One of the most significant things I’ve seen among students in groups is back and forth in discussion. They challenge each other a little bit. Often, a peer is better at bridging the gap than we as instructors might be. Sometimes we don’t understand the difficulties students are having, and the peer experience can overcome that barrier.
How can educators, particularly in STEM fields, be more inclusive?
I try and be open and accepting and inclusive, and I encourage everyone who works in my classes to be open-minded and inclusive. Trying to be self-aware of the biases that we all have and counteract them is also an important component.
What are some of the challenges you’ve encountered in your teaching, and how do you address them?
I’ve seen two issues that are particularly challenging in different ways.

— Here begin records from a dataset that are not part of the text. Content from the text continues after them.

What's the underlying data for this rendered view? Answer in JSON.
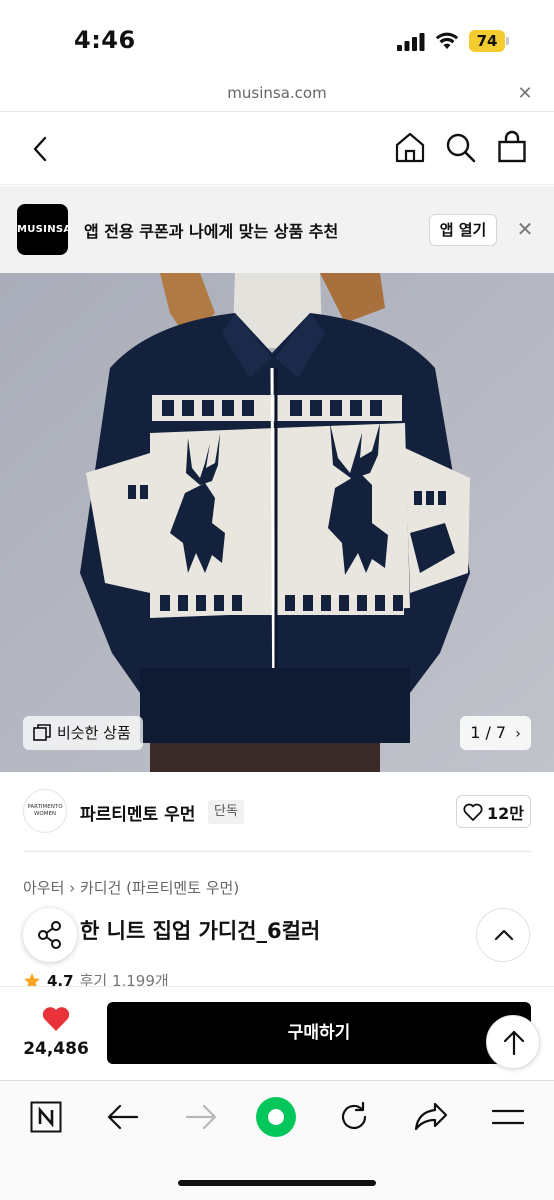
{
  "status_bar": {
    "time": "4:46",
    "battery": "74"
  },
  "url_bar": {
    "domain": "musinsa.com",
    "close_icon": "close-icon"
  },
  "header": {
    "icons": [
      "back-icon",
      "home-icon",
      "search-icon",
      "cart-icon"
    ]
  },
  "app_banner": {
    "logo_text": "MUSINSA",
    "message": "앱 전용 쿠폰과 나에게 맞는 상품 추천",
    "button_label": "앱 열기"
  },
  "product_image": {
    "similar_label": "비슷한 상품",
    "counter": "1 / 7"
  },
  "brand": {
    "logo_text_line1": "PARTIMENTO",
    "logo_text_line2": "WOMEN",
    "name": "파르티멘토 우먼",
    "badge": "단독",
    "like_count": "12만"
  },
  "product": {
    "breadcrumb_1": "아우터",
    "breadcrumb_2": "카디건 (파르티멘토 우먼)",
    "title": "한 니트 집업 가디건_6컬러",
    "rating": "4.7",
    "reviews": "후기 1,199개"
  },
  "purchase": {
    "heart_count": "24,486",
    "buy_label": "구매하기"
  },
  "colors": {
    "accent_heart": "#e8333a",
    "battery": "#f5cc30",
    "naver_green": "#03c75a",
    "star": "#f6a623"
  }
}
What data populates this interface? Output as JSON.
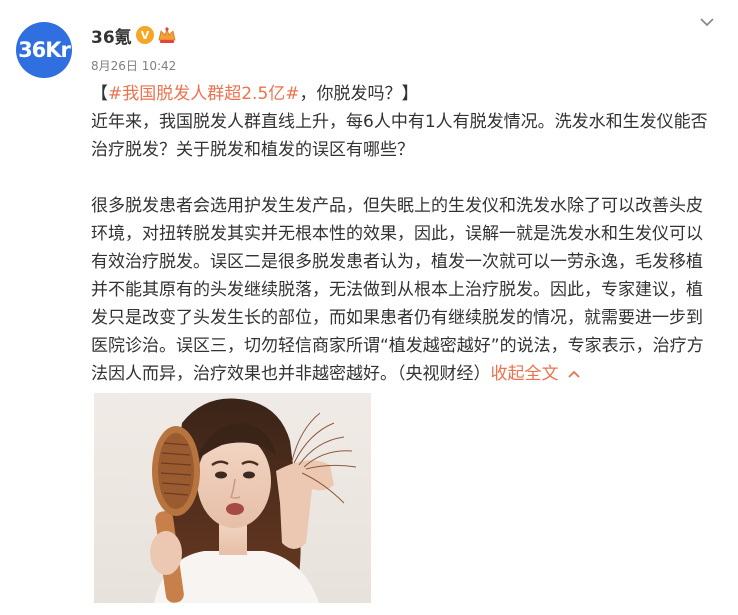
{
  "account": {
    "avatar_text": "36Kr",
    "name": "36氪",
    "verified_mark": "V",
    "timestamp": "8月26日 10:42"
  },
  "icons": {
    "menu": "chevron-down-icon",
    "verified": "verified-badge-icon",
    "member": "member-crown-icon",
    "collapse": "chevron-up-icon"
  },
  "post": {
    "headline_open": "【",
    "headline_hashtag": "#我国脱发人群超2.5亿#",
    "headline_rest": "，你脱发吗？】",
    "paragraph1": "近年来，我国脱发人群直线上升，每6人中有1人有脱发情况。洗发水和生发仪能否治疗脱发？关于脱发和植发的误区有哪些？",
    "paragraph2": "很多脱发患者会选用护发生发产品，但失眠上的生发仪和洗发水除了可以改善头皮环境，对扭转脱发其实并无根本性的效果，因此，误解一就是洗发水和生发仪可以有效治疗脱发。误区二是很多脱发患者认为，植发一次就可以一劳永逸，毛发移植并不能其原有的头发继续脱落，无法做到从根本上治疗脱发。因此，专家建议，植发只是改变了头发生长的部位，而如果患者仍有继续脱发的情况，就需要进一步到医院诊治。误区三，切勿轻信商家所谓“植发越密越好”的说法，专家表示，治疗方法因人而异，治疗效果也并非越密越好。（央视财经）",
    "collapse_label": "收起全文"
  },
  "colors": {
    "link": "#eb7350",
    "avatar_bg": "#2f6fe0",
    "text": "#333333",
    "meta": "#808080"
  }
}
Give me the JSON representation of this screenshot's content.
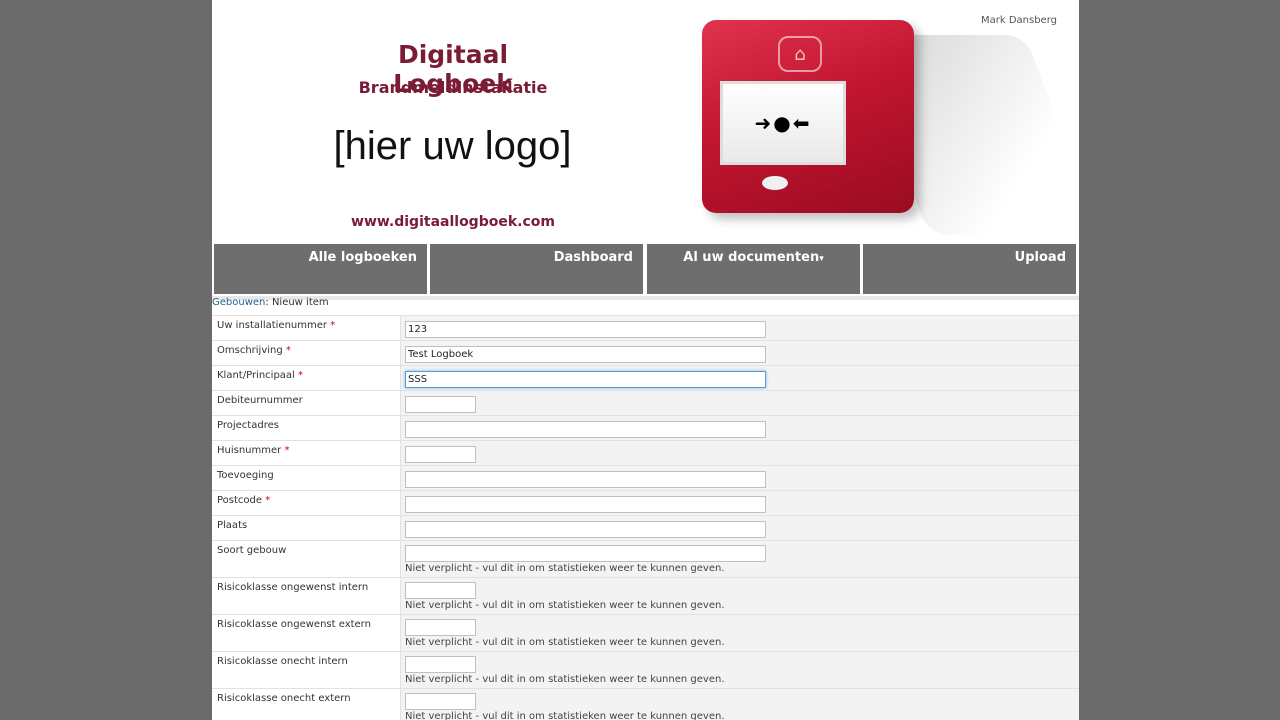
{
  "header": {
    "user_name": "Mark Dansberg",
    "title": "Digitaal Logboek",
    "subtitle": "Brandmeldinstallatie",
    "logo_placeholder": "[hier uw logo]",
    "website": "www.digitaallogboek.com"
  },
  "nav": {
    "items": [
      "Alle logboeken",
      "Dashboard",
      "Al uw documenten",
      "Upload"
    ],
    "dropdown_glyph": "▾"
  },
  "breadcrumb": {
    "parent": "Gebouwen",
    "separator": ":",
    "current": "Nieuw item"
  },
  "required_marker": "*",
  "form": {
    "hint": "Niet verplicht - vul dit in om statistieken weer te kunnen geven.",
    "fields": [
      {
        "label": "Uw installatienummer",
        "required": true,
        "value": "123"
      },
      {
        "label": "Omschrijving",
        "required": true,
        "value": "Test Logboek"
      },
      {
        "label": "Klant/Principaal",
        "required": true,
        "value": "SSS"
      },
      {
        "label": "Debiteurnummer",
        "required": false,
        "value": ""
      },
      {
        "label": "Projectadres",
        "required": false,
        "value": ""
      },
      {
        "label": "Huisnummer",
        "required": true,
        "value": ""
      },
      {
        "label": "Toevoeging",
        "required": false,
        "value": ""
      },
      {
        "label": "Postcode",
        "required": true,
        "value": ""
      },
      {
        "label": "Plaats",
        "required": false,
        "value": ""
      },
      {
        "label": "Soort gebouw",
        "required": false,
        "value": ""
      },
      {
        "label": "Risicoklasse ongewenst intern",
        "required": false,
        "value": ""
      },
      {
        "label": "Risicoklasse ongewenst extern",
        "required": false,
        "value": ""
      },
      {
        "label": "Risicoklasse onecht intern",
        "required": false,
        "value": ""
      },
      {
        "label": "Risicoklasse onecht extern",
        "required": false,
        "value": ""
      }
    ]
  },
  "colors": {
    "brand": "#7b1b36",
    "nav_bg": "#6e6e6e",
    "link": "#21618c",
    "required": "#cc0000",
    "focus": "#5b9bd5"
  }
}
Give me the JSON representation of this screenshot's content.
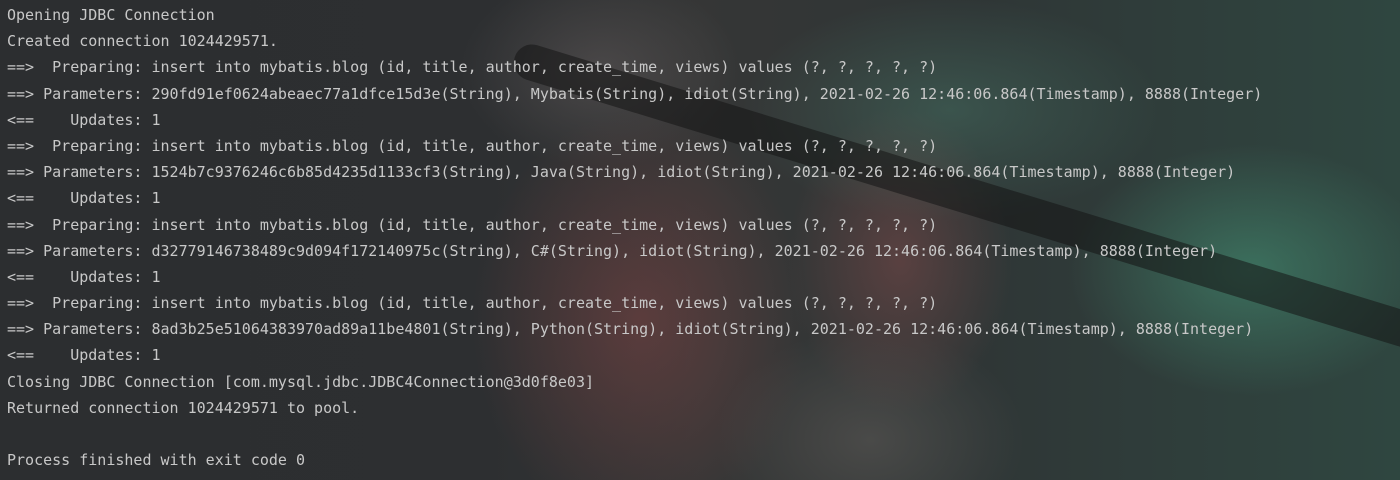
{
  "console": {
    "lines": [
      "Opening JDBC Connection",
      "Created connection 1024429571.",
      "==>  Preparing: insert into mybatis.blog (id, title, author, create_time, views) values (?, ?, ?, ?, ?)",
      "==> Parameters: 290fd91ef0624abeaec77a1dfce15d3e(String), Mybatis(String), idiot(String), 2021-02-26 12:46:06.864(Timestamp), 8888(Integer)",
      "<==    Updates: 1",
      "==>  Preparing: insert into mybatis.blog (id, title, author, create_time, views) values (?, ?, ?, ?, ?)",
      "==> Parameters: 1524b7c9376246c6b85d4235d1133cf3(String), Java(String), idiot(String), 2021-02-26 12:46:06.864(Timestamp), 8888(Integer)",
      "<==    Updates: 1",
      "==>  Preparing: insert into mybatis.blog (id, title, author, create_time, views) values (?, ?, ?, ?, ?)",
      "==> Parameters: d32779146738489c9d094f172140975c(String), C#(String), idiot(String), 2021-02-26 12:46:06.864(Timestamp), 8888(Integer)",
      "<==    Updates: 1",
      "==>  Preparing: insert into mybatis.blog (id, title, author, create_time, views) values (?, ?, ?, ?, ?)",
      "==> Parameters: 8ad3b25e51064383970ad89a11be4801(String), Python(String), idiot(String), 2021-02-26 12:46:06.864(Timestamp), 8888(Integer)",
      "<==    Updates: 1",
      "Closing JDBC Connection [com.mysql.jdbc.JDBC4Connection@3d0f8e03]",
      "Returned connection 1024429571 to pool.",
      "",
      "Process finished with exit code 0"
    ]
  },
  "colors": {
    "text": "#c8c8c8",
    "background": "#2b2d2f"
  }
}
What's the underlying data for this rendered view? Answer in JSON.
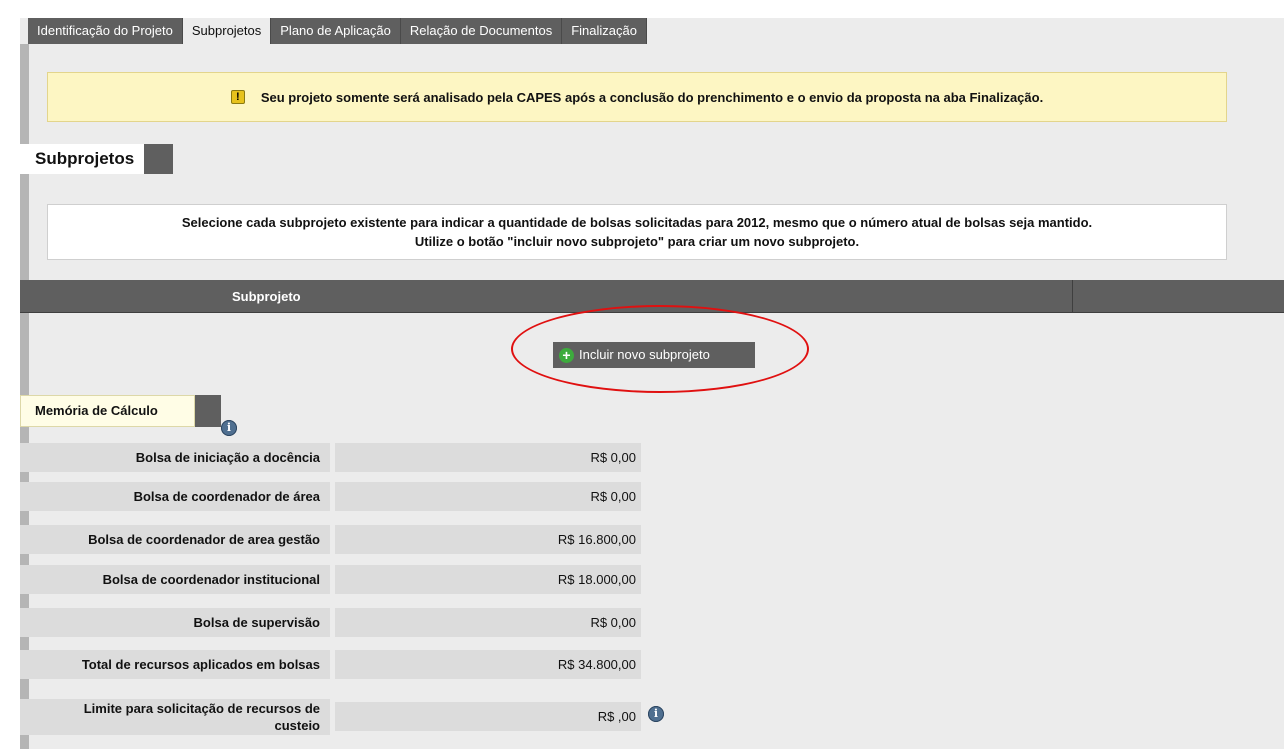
{
  "tabs": [
    {
      "label": "Identificação do Projeto",
      "active": false
    },
    {
      "label": "Subprojetos",
      "active": true
    },
    {
      "label": "Plano de Aplicação",
      "active": false
    },
    {
      "label": "Relação de Documentos",
      "active": false
    },
    {
      "label": "Finalização",
      "active": false
    }
  ],
  "alert": {
    "icon": "warning-icon",
    "text": "Seu projeto somente será analisado pela CAPES após a conclusão do prenchimento e o envio da proposta na aba Finalização."
  },
  "section": {
    "title": "Subprojetos"
  },
  "instructions": {
    "line1": "Selecione cada subprojeto existente para indicar a quantidade de bolsas solicitadas para 2012, mesmo que o número atual de bolsas seja mantido.",
    "line2": "Utilize o botão \"incluir novo subprojeto\" para criar um novo subprojeto."
  },
  "table": {
    "headers": [
      "Subprojeto"
    ]
  },
  "add_button": {
    "label": "Incluir novo subprojeto",
    "icon": "plus-icon"
  },
  "memoria": {
    "title": "Memória de Cálculo",
    "rows": [
      {
        "label": "Bolsa de iniciação a docência",
        "value": "R$ 0,00"
      },
      {
        "label": "Bolsa de coordenador de área",
        "value": "R$ 0,00"
      },
      {
        "label": "Bolsa de coordenador de area gestão",
        "value": "R$ 16.800,00"
      },
      {
        "label": "Bolsa de coordenador institucional",
        "value": "R$ 18.000,00"
      },
      {
        "label": "Bolsa de supervisão",
        "value": "R$ 0,00"
      },
      {
        "label": "Total de recursos aplicados em bolsas",
        "value": "R$ 34.800,00"
      }
    ],
    "limit_row": {
      "label_line1": "Limite para solicitação de recursos de",
      "label_line2": "custeio",
      "value": "R$ ,00"
    }
  },
  "colors": {
    "tab_bg": "#5f5f5f",
    "page_bg": "#ececec",
    "alert_bg": "#fdf6c3",
    "highlight_ellipse": "#e01010"
  }
}
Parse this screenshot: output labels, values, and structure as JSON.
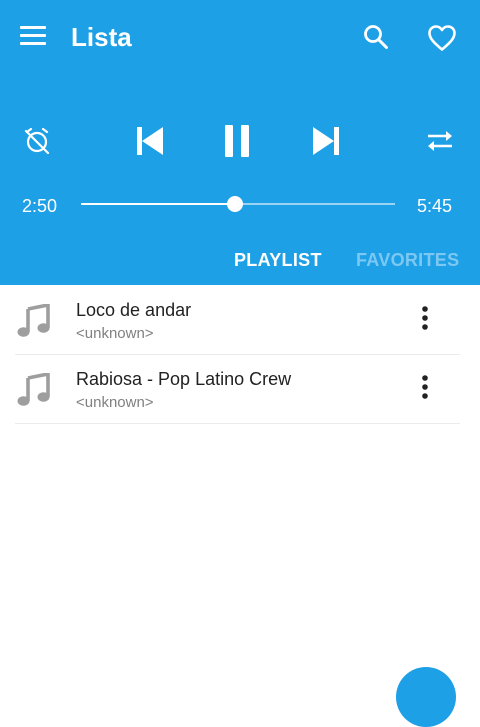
{
  "app": {
    "title": "Lista"
  },
  "icons": {
    "menu": "menu-icon",
    "search": "search-icon",
    "favorite": "heart-outline-icon",
    "sleep_timer": "alarm-off-icon",
    "previous": "skip-previous-icon",
    "play_pause": "pause-icon",
    "next": "skip-next-icon",
    "repeat": "repeat-icon",
    "track": "music-note-icon",
    "more": "more-vert-icon"
  },
  "player": {
    "elapsed": "2:50",
    "duration": "5:45",
    "progress": 0.49
  },
  "tabs": [
    {
      "label": "PLAYLIST",
      "active": true
    },
    {
      "label": "FAVORITES",
      "active": false
    }
  ],
  "playlist": [
    {
      "title": "Loco de andar",
      "artist": "<unknown>"
    },
    {
      "title": "Rabiosa - Pop Latino Crew",
      "artist": "<unknown>"
    }
  ],
  "colors": {
    "accent": "#1ea0e6",
    "tab_active": "#ffffff",
    "tab_inactive": "#7cc8f2",
    "title_text": "#222222",
    "subtitle_text": "#808080",
    "note_icon": "#9e9e9e"
  }
}
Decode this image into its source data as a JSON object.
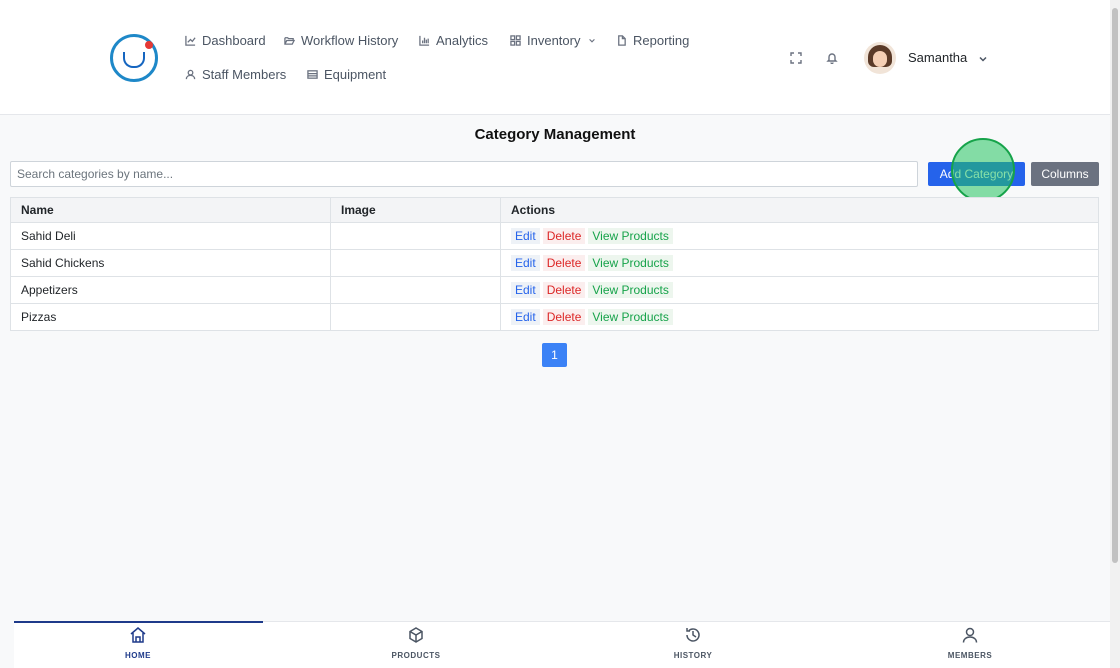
{
  "nav": {
    "dashboard": "Dashboard",
    "workflow_history": "Workflow History",
    "analytics": "Analytics",
    "inventory": "Inventory",
    "reporting": "Reporting",
    "staff_members": "Staff Members",
    "equipment": "Equipment"
  },
  "user": {
    "name": "Samantha"
  },
  "page": {
    "title": "Category Management"
  },
  "search": {
    "placeholder": "Search categories by name..."
  },
  "buttons": {
    "add_category": "Add Category",
    "columns": "Columns"
  },
  "table": {
    "headers": [
      "Name",
      "Image",
      "Actions"
    ],
    "action_labels": {
      "edit": "Edit",
      "delete": "Delete",
      "view": "View Products"
    },
    "rows": [
      {
        "name": "Sahid Deli",
        "image": ""
      },
      {
        "name": "Sahid Chickens",
        "image": ""
      },
      {
        "name": "Appetizers",
        "image": ""
      },
      {
        "name": "Pizzas",
        "image": ""
      }
    ]
  },
  "pagination": {
    "current": "1"
  },
  "bottom_nav": {
    "home": "HOME",
    "products": "PRODUCTS",
    "history": "HISTORY",
    "members": "MEMBERS"
  },
  "colors": {
    "primary": "#2563eb",
    "secondary": "#6b7280",
    "danger": "#dc2626",
    "success": "#16a34a",
    "nav_active": "#1e3a8a"
  }
}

There are students who truly want to understand something and don’t. Often by encouraging them not to give up, but to also to walk away from it for a while to get fresh perspective, I’ve helped them. I’ve also encountered issues with students who are focused on points and credit rather than the content. I try to interest them in the content.
What has been one of your favorite courses to teach, and why?
I’ve had two that I particularly enjoyed at different times. I like doing “Introduction to Programming,” because it’s the introduction to computer science, and you can get people interested in the subject who otherwise wouldn’t be. I’ve also enjoyed doing computer architecture classes because it brings together a lot of topics and explains how everything fits together.
Who are some of your favorite teachers throughout the years?
I had a high school instructor who was really interested in computer science and encouraged me in my studies. My dissertation advisors in graduate schools were supportive and kept me going.
At WashU, all my teaching colleagues, including the other CSE teaching faculty and those who I’ve co-taught with, like Professors Cytron, Chamberlain, Cosgrove, and Shook, have all been enthusiastic and encouraging. I also learn a lot from my students. Once, I was telling a student how difficult it was for me to explain something, and she said, why don’t you just practice doing it? I did, and I got better. It gave me insight that teaching is something you practice, and you become better at it with time, like any skill.
What do you hope students take away from your classes?
It depends on the course. Generally, I hope students come away from my class with the sense that they can get better at computing. It’s not a mystery; it’s something that can be understood with time, diligence, and attention. I also hope they develop critical thinking skills that can be used in other parts of their life.
What advice do you have for aspiring educators?
Be open minded and willing to learn from those you’re teaching alongside of. Don’t be afraid to mix and match strategies and find your own teaching style. Everyone has their own personality that will lend itself to different approaches.